What is being asked -
Everything in the records except the pictures needs to be printed again exactly.

======== Material for this task

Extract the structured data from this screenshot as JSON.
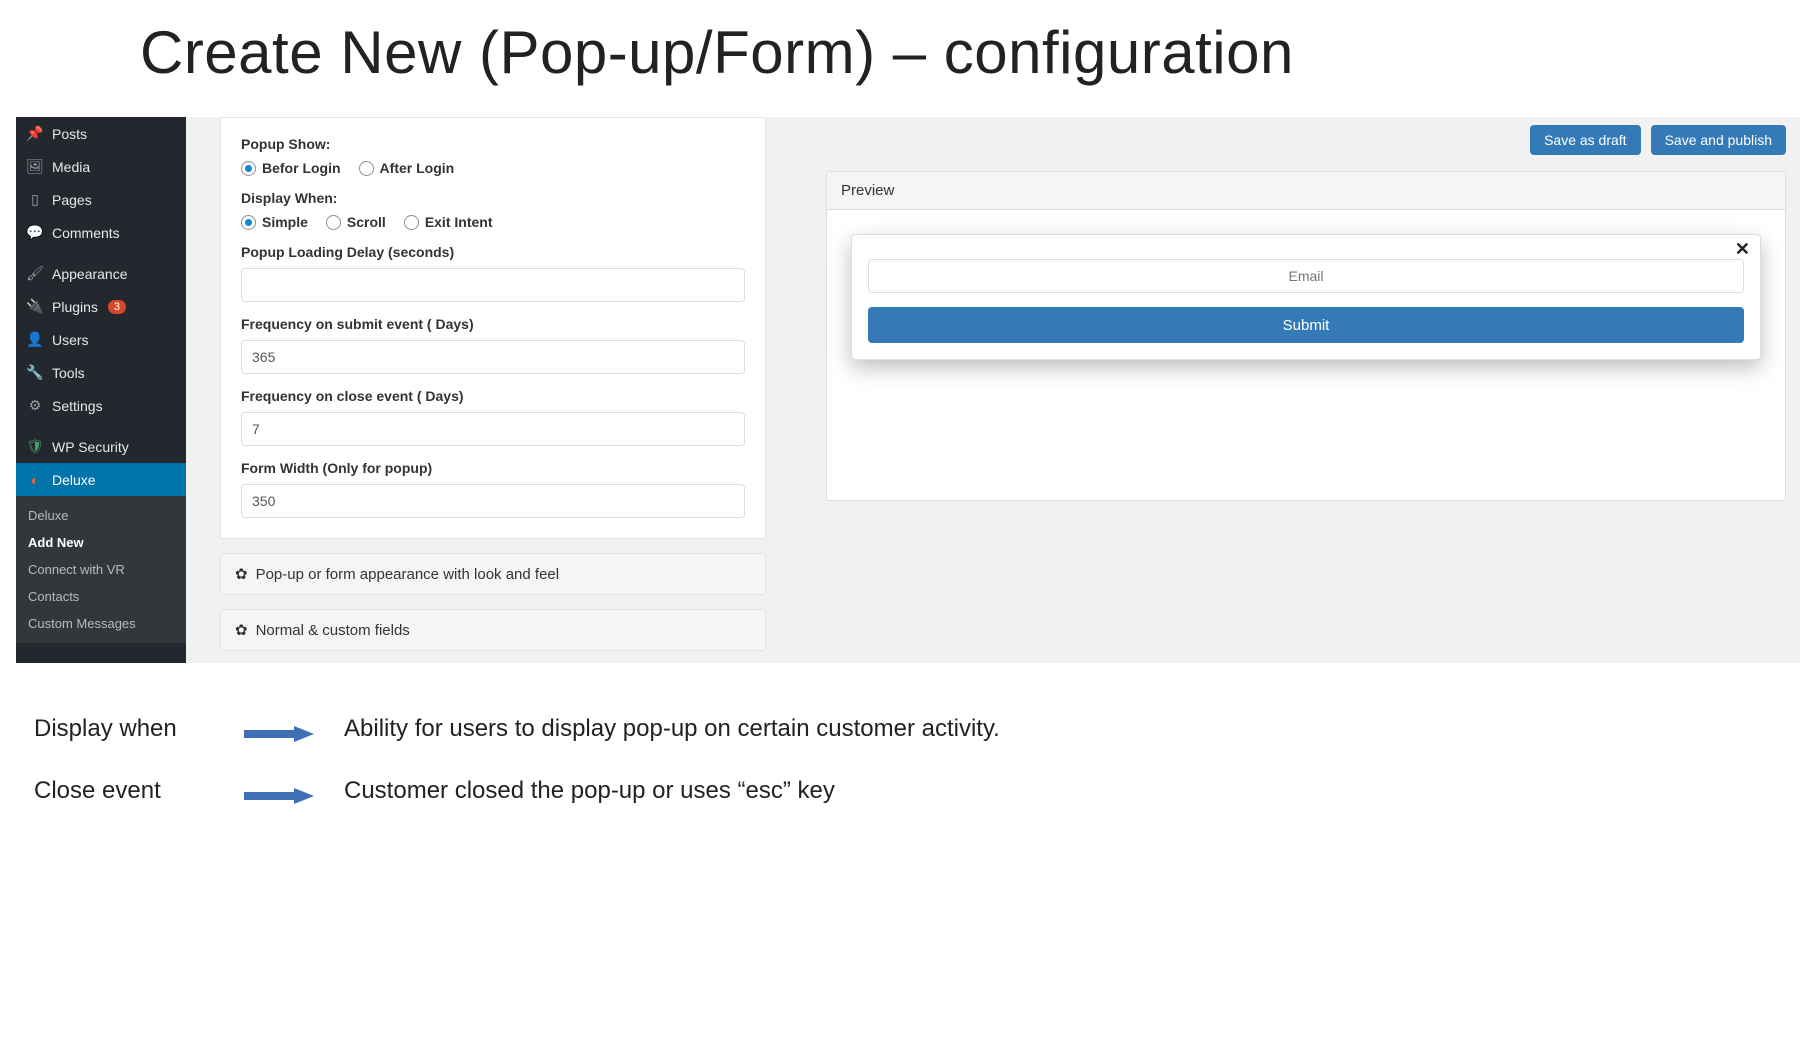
{
  "slide_title": "Create New (Pop-up/Form) – configuration",
  "sidebar": {
    "items": [
      {
        "name": "posts",
        "label": "Posts",
        "icon": "📌"
      },
      {
        "name": "media",
        "label": "Media",
        "icon": "🖼"
      },
      {
        "name": "pages",
        "label": "Pages",
        "icon": "▯"
      },
      {
        "name": "comments",
        "label": "Comments",
        "icon": "💬"
      },
      {
        "name": "appearance",
        "label": "Appearance",
        "icon": "🖌"
      },
      {
        "name": "plugins",
        "label": "Plugins",
        "icon": "🔌",
        "badge": "3"
      },
      {
        "name": "users",
        "label": "Users",
        "icon": "👤"
      },
      {
        "name": "tools",
        "label": "Tools",
        "icon": "🔧"
      },
      {
        "name": "settings",
        "label": "Settings",
        "icon": "⚙"
      },
      {
        "name": "wp-security",
        "label": "WP Security",
        "icon": "🛡"
      },
      {
        "name": "deluxe",
        "label": "Deluxe",
        "icon": "◐",
        "active": true
      }
    ],
    "sub": [
      {
        "label": "Deluxe"
      },
      {
        "label": "Add New",
        "bold": true
      },
      {
        "label": "Connect with VR"
      },
      {
        "label": "Contacts"
      },
      {
        "label": "Custom Messages"
      }
    ]
  },
  "form": {
    "popup_show_label": "Popup Show:",
    "popup_show_options": [
      {
        "label": "Befor Login",
        "selected": true
      },
      {
        "label": "After Login",
        "selected": false
      }
    ],
    "display_when_label": "Display When:",
    "display_when_options": [
      {
        "label": "Simple",
        "selected": true
      },
      {
        "label": "Scroll",
        "selected": false
      },
      {
        "label": "Exit Intent",
        "selected": false
      }
    ],
    "delay_label": "Popup Loading Delay (seconds)",
    "delay_value": "",
    "freq_submit_label": "Frequency on submit event ( Days)",
    "freq_submit_value": "365",
    "freq_close_label": "Frequency on close event ( Days)",
    "freq_close_value": "7",
    "width_label": "Form Width (Only for popup)",
    "width_value": "350",
    "accordion1": "Pop-up or form appearance with look and feel",
    "accordion2": "Normal & custom fields"
  },
  "buttons": {
    "save_draft": "Save as draft",
    "save_publish": "Save and publish"
  },
  "preview": {
    "heading": "Preview",
    "email_placeholder": "Email",
    "submit_label": "Submit",
    "close": "✕"
  },
  "notes": {
    "row1_label": "Display when",
    "row1_desc": "Ability for users to display pop-up on certain customer activity.",
    "row2_label": "Close event",
    "row2_desc": "Customer closed the pop-up or uses “esc” key"
  }
}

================

Task result -
Extract the structured data from this screenshot as JSON.
{
  "slide_title": "Create New (Pop-up/Form) – configuration",
  "sidebar": {
    "items": [
      {
        "name": "posts",
        "label": "Posts",
        "icon": "📌"
      },
      {
        "name": "media",
        "label": "Media",
        "icon": "🖼"
      },
      {
        "name": "pages",
        "label": "Pages",
        "icon": "▯"
      },
      {
        "name": "comments",
        "label": "Comments",
        "icon": "💬"
      },
      {
        "name": "appearance",
        "label": "Appearance",
        "icon": "🖌"
      },
      {
        "name": "plugins",
        "label": "Plugins",
        "icon": "🔌",
        "badge": "3"
      },
      {
        "name": "users",
        "label": "Users",
        "icon": "👤"
      },
      {
        "name": "tools",
        "label": "Tools",
        "icon": "🔧"
      },
      {
        "name": "settings",
        "label": "Settings",
        "icon": "⚙"
      },
      {
        "name": "wp-security",
        "label": "WP Security",
        "icon": "🛡"
      },
      {
        "name": "deluxe",
        "label": "Deluxe",
        "icon": "◐",
        "active": true
      }
    ],
    "sub": [
      {
        "label": "Deluxe"
      },
      {
        "label": "Add New",
        "bold": true
      },
      {
        "label": "Connect with VR"
      },
      {
        "label": "Contacts"
      },
      {
        "label": "Custom Messages"
      }
    ]
  },
  "form": {
    "popup_show_label": "Popup Show:",
    "popup_show_options": [
      {
        "label": "Befor Login",
        "selected": true
      },
      {
        "label": "After Login",
        "selected": false
      }
    ],
    "display_when_label": "Display When:",
    "display_when_options": [
      {
        "label": "Simple",
        "selected": true
      },
      {
        "label": "Scroll",
        "selected": false
      },
      {
        "label": "Exit Intent",
        "selected": false
      }
    ],
    "delay_label": "Popup Loading Delay (seconds)",
    "delay_value": "",
    "freq_submit_label": "Frequency on submit event ( Days)",
    "freq_submit_value": "365",
    "freq_close_label": "Frequency on close event ( Days)",
    "freq_close_value": "7",
    "width_label": "Form Width (Only for popup)",
    "width_value": "350",
    "accordion1": "Pop-up or form appearance with look and feel",
    "accordion2": "Normal & custom fields"
  },
  "buttons": {
    "save_draft": "Save as draft",
    "save_publish": "Save and publish"
  },
  "preview": {
    "heading": "Preview",
    "email_placeholder": "Email",
    "submit_label": "Submit",
    "close": "✕"
  },
  "notes": {
    "row1_label": "Display when",
    "row1_desc": "Ability for users to display pop-up on certain customer activity.",
    "row2_label": "Close event",
    "row2_desc": "Customer closed the pop-up or uses “esc” key"
  }
}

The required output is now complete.